**Try it:**
Select the lines below containing the word "What".
---------- Data to examine ----------
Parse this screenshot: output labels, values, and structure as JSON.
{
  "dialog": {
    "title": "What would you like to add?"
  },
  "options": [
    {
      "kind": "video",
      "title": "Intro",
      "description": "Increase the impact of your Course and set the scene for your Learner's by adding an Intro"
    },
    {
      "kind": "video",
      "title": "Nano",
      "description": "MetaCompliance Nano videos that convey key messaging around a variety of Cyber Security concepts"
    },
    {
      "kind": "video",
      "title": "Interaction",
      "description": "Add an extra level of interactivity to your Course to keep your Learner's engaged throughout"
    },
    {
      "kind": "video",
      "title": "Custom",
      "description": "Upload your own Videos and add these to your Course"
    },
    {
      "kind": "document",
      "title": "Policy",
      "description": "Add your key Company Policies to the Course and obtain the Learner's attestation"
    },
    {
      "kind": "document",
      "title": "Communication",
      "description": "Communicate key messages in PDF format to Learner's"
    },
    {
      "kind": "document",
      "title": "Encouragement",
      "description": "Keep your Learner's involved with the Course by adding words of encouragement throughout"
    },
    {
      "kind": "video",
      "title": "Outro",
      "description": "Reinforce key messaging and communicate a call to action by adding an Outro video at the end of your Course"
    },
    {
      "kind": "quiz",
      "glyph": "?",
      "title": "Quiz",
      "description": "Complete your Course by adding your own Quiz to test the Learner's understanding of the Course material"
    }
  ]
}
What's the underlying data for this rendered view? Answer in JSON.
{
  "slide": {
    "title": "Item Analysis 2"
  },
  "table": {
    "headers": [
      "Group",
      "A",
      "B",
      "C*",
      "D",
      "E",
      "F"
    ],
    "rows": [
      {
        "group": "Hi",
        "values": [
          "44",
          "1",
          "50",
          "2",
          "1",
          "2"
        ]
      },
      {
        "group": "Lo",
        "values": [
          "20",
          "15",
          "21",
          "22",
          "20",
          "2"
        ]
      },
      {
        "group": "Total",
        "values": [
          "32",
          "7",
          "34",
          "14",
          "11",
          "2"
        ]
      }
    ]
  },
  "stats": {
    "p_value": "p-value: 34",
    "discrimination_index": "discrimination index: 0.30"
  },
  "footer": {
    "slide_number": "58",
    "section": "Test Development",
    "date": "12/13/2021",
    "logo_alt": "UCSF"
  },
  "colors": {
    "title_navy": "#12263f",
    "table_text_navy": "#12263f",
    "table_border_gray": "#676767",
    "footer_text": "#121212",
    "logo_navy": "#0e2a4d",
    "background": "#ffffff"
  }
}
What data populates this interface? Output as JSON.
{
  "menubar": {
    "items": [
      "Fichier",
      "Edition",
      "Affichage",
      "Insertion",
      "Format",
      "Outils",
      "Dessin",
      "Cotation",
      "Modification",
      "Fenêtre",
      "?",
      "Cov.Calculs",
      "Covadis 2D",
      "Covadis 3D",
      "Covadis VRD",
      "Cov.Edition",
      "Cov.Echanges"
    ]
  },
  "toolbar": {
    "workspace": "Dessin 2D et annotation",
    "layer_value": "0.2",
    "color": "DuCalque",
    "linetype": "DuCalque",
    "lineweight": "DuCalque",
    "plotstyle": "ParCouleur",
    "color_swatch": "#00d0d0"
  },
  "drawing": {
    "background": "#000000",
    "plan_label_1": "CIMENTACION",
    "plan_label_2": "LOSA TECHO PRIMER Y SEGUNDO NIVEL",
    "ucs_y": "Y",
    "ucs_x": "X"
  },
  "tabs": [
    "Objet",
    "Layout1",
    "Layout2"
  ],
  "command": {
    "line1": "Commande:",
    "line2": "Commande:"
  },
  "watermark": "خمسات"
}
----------
**Expected answer:**
    "title": "What would you like to add?"
What's the underlying data for this rendered view? Answer in JSON.
What data populates this interface? Output as JSON.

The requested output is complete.